With our current understanding, an AI with this architecture would not do anything productive.

Is that because any non-trivial action could run a chance of changing the AGI, and thus the AGI wouldn't dare do anything at all? (If (false), disregard the following. Return 0;).

If (true), with goal stability being a paramount invariant, would you say that the AGI needs to extrapolate the effect any action would have on itself, before executing it? As in "type 'hi'" or "buy an apple" being preceded by "prove this action maintains the invariant 'goal stability'".

It seems like such an architecture wouldn't do much of anything either, combing through its own code whenever doing anything. (Edit: And competing teams would be quick to modify the AGI such that it checks less.)

If you say that not every action necessitates proving the invariant over all of its code, then an AI without having a way of proving actions to be non-invariant-threatening could do any actions that wouldn't result in a call to the (non-existing) "prove action isn't self-modifying in a goal shifting way".

Is that because any non-trivial action could run a chance of changing the AGI, and thus the AGI wouldn't dare do anything at all? (If (false), disregard the following. Return 0;).

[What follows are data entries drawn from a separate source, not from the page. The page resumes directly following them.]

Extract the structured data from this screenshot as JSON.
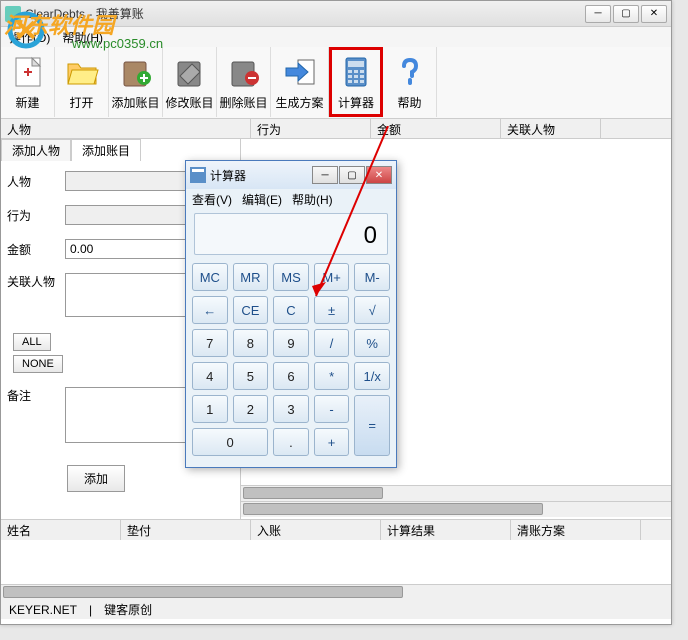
{
  "app": {
    "title": "ClearDebts - 我善算账",
    "menus": {
      "operation": "操作(O)",
      "help": "帮助(H)"
    }
  },
  "toolbar": {
    "new": "新建",
    "open": "打开",
    "add_account": "添加账目",
    "edit_account": "修改账目",
    "delete_account": "删除账目",
    "generate_plan": "生成方案",
    "calculator": "计算器",
    "help": "帮助"
  },
  "columns_upper": {
    "person": "人物",
    "action": "行为",
    "amount": "金额",
    "related_person": "关联人物"
  },
  "tabs": {
    "add_person": "添加人物",
    "add_account": "添加账目"
  },
  "form": {
    "person_label": "人物",
    "action_label": "行为",
    "amount_label": "金额",
    "amount_value": "0.00",
    "related_person_label": "关联人物",
    "all_btn": "ALL",
    "none_btn": "NONE",
    "remark_label": "备注",
    "add_btn": "添加"
  },
  "bottom_columns": {
    "name": "姓名",
    "advance": "垫付",
    "income": "入账",
    "calc_result": "计算结果",
    "clear_plan": "清账方案"
  },
  "status": {
    "site": "KEYER.NET",
    "author": "键客原创"
  },
  "watermark": {
    "text": "河东软件园",
    "url": "www.pc0359.cn"
  },
  "calc": {
    "title": "计算器",
    "menus": {
      "view": "查看(V)",
      "edit": "编辑(E)",
      "help": "帮助(H)"
    },
    "display": "0",
    "buttons": {
      "mc": "MC",
      "mr": "MR",
      "ms": "MS",
      "mplus": "M+",
      "mminus": "M-",
      "back": "←",
      "ce": "CE",
      "c": "C",
      "pm": "±",
      "sqrt": "√",
      "n7": "7",
      "n8": "8",
      "n9": "9",
      "div": "/",
      "pct": "%",
      "n4": "4",
      "n5": "5",
      "n6": "6",
      "mul": "*",
      "inv": "1/x",
      "n1": "1",
      "n2": "2",
      "n3": "3",
      "sub": "-",
      "eq": "=",
      "n0": "0",
      "dot": ".",
      "add": "+"
    }
  }
}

That or it takes actions changing itself without caring that they would make it worse because it doesn't know that its current algorithms are worth preserving. Your scenario is what might happen if someone notices this problem and tries to fix it by telling the AI to never modify itself, depending on how exactly they formalize 'never modify itself'.

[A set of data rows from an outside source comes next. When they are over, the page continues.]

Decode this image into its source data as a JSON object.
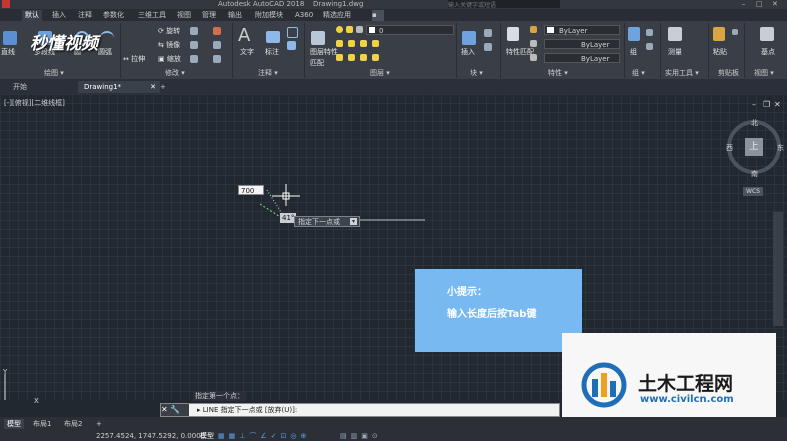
{
  "title": {
    "app": "Autodesk AutoCAD 2018",
    "file": "Drawing1.dwg",
    "search_placeholder": "输入关键字或短语"
  },
  "ribbon_tabs": [
    "默认",
    "插入",
    "注释",
    "参数化",
    "三维工具",
    "视图",
    "管理",
    "输出",
    "附加模块",
    "A360",
    "精选应用"
  ],
  "panel_titles": {
    "draw": "绘图",
    "modify": "修改",
    "annotation": "注释",
    "layers": "图层",
    "block": "块",
    "properties": "特性",
    "groups": "组",
    "utilities": "实用工具",
    "clipboard": "剪贴板",
    "view": "视图"
  },
  "ribbon_labels": {
    "line": "直线",
    "polyline": "多段线",
    "circle": "圆",
    "arc": "圆弧",
    "rotate": "旋转",
    "mirror": "镜像",
    "stretch": "拉伸",
    "scale": "缩放",
    "text": "文字",
    "dimension": "标注",
    "layer_props": "图层特性",
    "layer_match": "匹配",
    "insert": "插入",
    "match_props": "特性匹配",
    "group": "组",
    "measure": "测量",
    "paste": "粘贴",
    "base": "基点",
    "layer_value": "0"
  },
  "properties_values": [
    "ByLayer",
    "ByLayer",
    "ByLayer"
  ],
  "doc_tabs": [
    "开始",
    "Drawing1*"
  ],
  "viewport_label": "[-][俯视][二维线框]",
  "compass": {
    "north": "北",
    "south": "南",
    "east": "东",
    "west": "西",
    "top": "上",
    "wcs": "WCS"
  },
  "dynamic_input": {
    "length": "700",
    "angle": "41°",
    "prompt": "指定下一点或"
  },
  "hint": {
    "title": "小提示：",
    "body": "输入长度后按Tab键"
  },
  "command": {
    "history": "指定第一个点：",
    "current": "LINE 指定下一点或 [放弃(U)]:"
  },
  "layout_tabs": [
    "模型",
    "布局1",
    "布局2"
  ],
  "coords": "2257.4524, 1747.5292, 0.0000",
  "status_mode": "模型",
  "watermark": {
    "name": "土木工程网",
    "url": "www.civilcn.com",
    "logo": "秒懂视频"
  }
}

It's somewhat tricky to separate "actions which might change my utility function" from "actions". Gandhi might not want the murder pill, but should he eat eggs? They have cholesterol that can be metabolized into testosterone which can influence aggression. Is that a sufficiently small effect?

Any kind of self-modification would be out of the question until the AGI has solved the problem of keeping its utility function intact.

That being said, it should be easier for an AGI to keep its code unmodified while solving a problem than for Gandhi not to eat.

That being said, it should be easier for an AGI to keep its code unmodified while solving a problem than for Gandhi not to eat.

That is not clear to me. If I haven't yet worked out how to architect myself such that my values remain fixed, I'm not sure on what basis I can be confident that observing or inferring new things about the world won't alter my values. And solving problems without observing or inferring new things about the world is a tricky problem.

How would any epistemic insights change the terminal values you'd want to maximize? They'd change your actions pursuant to maximizing those terminal values, certainly, but your own utility function? Wouldn't that be orthogonality-threatening? edit: I remembered this may be a problem with e.g. AIXI[tl], but with an actual running AGI? Possibly.

If you cock up and define a terminal value that refers to a mutable epistemic state, all bets are off. Like Asimov's robots on Solaria, who act in accordance with the First Law, but have 'human' redefined not to include non-Solarians. Oops. Trouble is that in order to evaluate how you're doing, there has to be some coupling between values and knowledge, so you must prove the correctness of that coupling. But what is correct? Usually not too hard to define for the toy models we're used to working with, damned hard as a general problem.

Beats me, but I don't see how a system that's not guaranteed to keep its values fixed in the first place can be relied upon not to store its values in such a way that epistemic insights won't alter them. If there's some reason I should rely on it not to do so, I'd love an explanation (or pointer to an explanation) of that reason.

Certainly, I have no confidence that I'm architected so that epistemic insights can't alter whatever it is in my brain that we're talking about when we talk about my "terminal values."